### TASK GOAL
Report each line of the records where "Clue" occurs.

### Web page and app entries
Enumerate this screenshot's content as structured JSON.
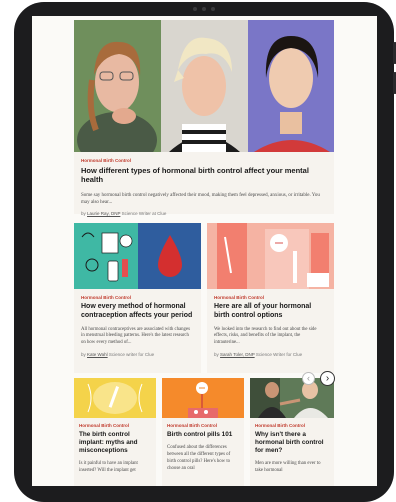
{
  "hero": {
    "category": "Hormonal Birth Control",
    "title": "How different types of hormonal birth control affect your mental health",
    "excerpt": "Some say hormonal birth control negatively affected their mood, making them feel depressed, anxious, or irritable. You may also hear...",
    "by": "by",
    "author": "Laurie Ray, DNP",
    "role": "Science Writer at Clue"
  },
  "cards": [
    {
      "category": "Hormonal Birth Control",
      "title": "How every method of hormonal contraception affects your period",
      "excerpt": "All hormonal contraceptives are associated with changes in menstrual bleeding patterns. Here's the latest research on how every method of...",
      "by": "by",
      "author": "Kate Wahl",
      "role": "Science writer for Clue"
    },
    {
      "category": "Hormonal Birth Control",
      "title": "Here are all of your hormonal birth control options",
      "excerpt": "We looked into the research to find out about the side effects, risks, and benefits of the implant, the intrauterine...",
      "by": "by",
      "author": "Sarah Toler, DNP",
      "role": "Science Writer for Clue"
    }
  ],
  "small_cards": [
    {
      "category": "Hormonal Birth Control",
      "title": "The birth control implant: myths and misconceptions",
      "excerpt": "Is it painful to have an implant inserted? Will the implant get"
    },
    {
      "category": "Hormonal Birth Control",
      "title": "Birth control pills 101",
      "excerpt": "Confused about the differences between all the different types of birth control pills? Here's how to choose an oral"
    },
    {
      "category": "Hormonal Birth Control",
      "title": "Why isn't there a hormonal birth control for men?",
      "excerpt": "Men are more willing than ever to take hormonal"
    }
  ],
  "nav": {
    "prev_icon": "chevron-left-icon",
    "next_icon": "chevron-right-icon",
    "prev_glyph": "‹",
    "next_glyph": "›"
  },
  "colors": {
    "accent": "#c0392b",
    "teal": "#3fb8a4",
    "blue": "#2f5d9e",
    "coral": "#f27f6f",
    "yellow": "#f4d34a",
    "orange": "#f58a2b"
  }
}
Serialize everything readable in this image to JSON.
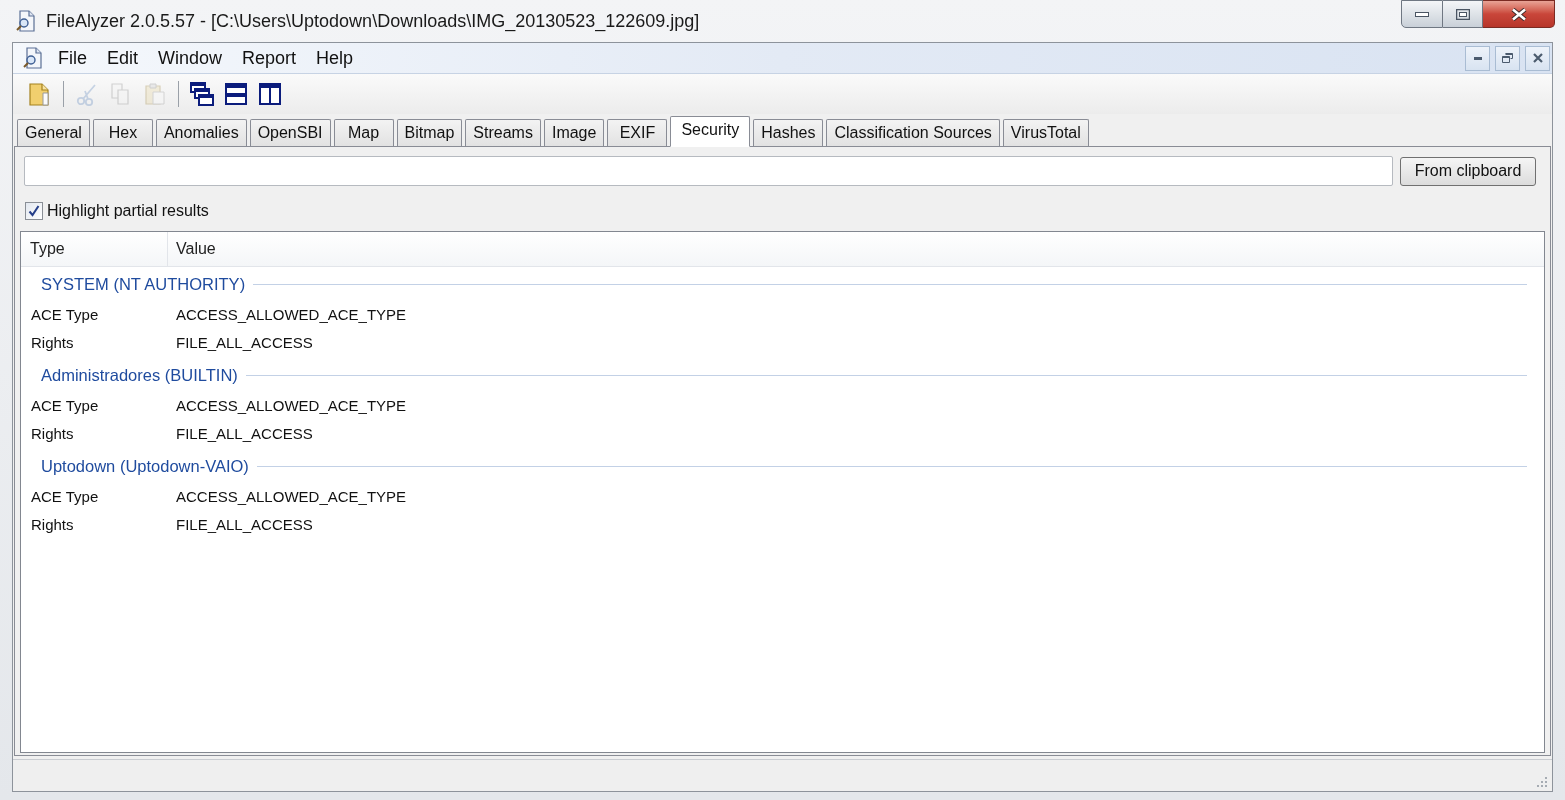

### WRITTEN RESPONSE
    "role": "Science Writer at Clue"
      "role": "Science writer for Clue"
      "role": "Science Writer for Clue"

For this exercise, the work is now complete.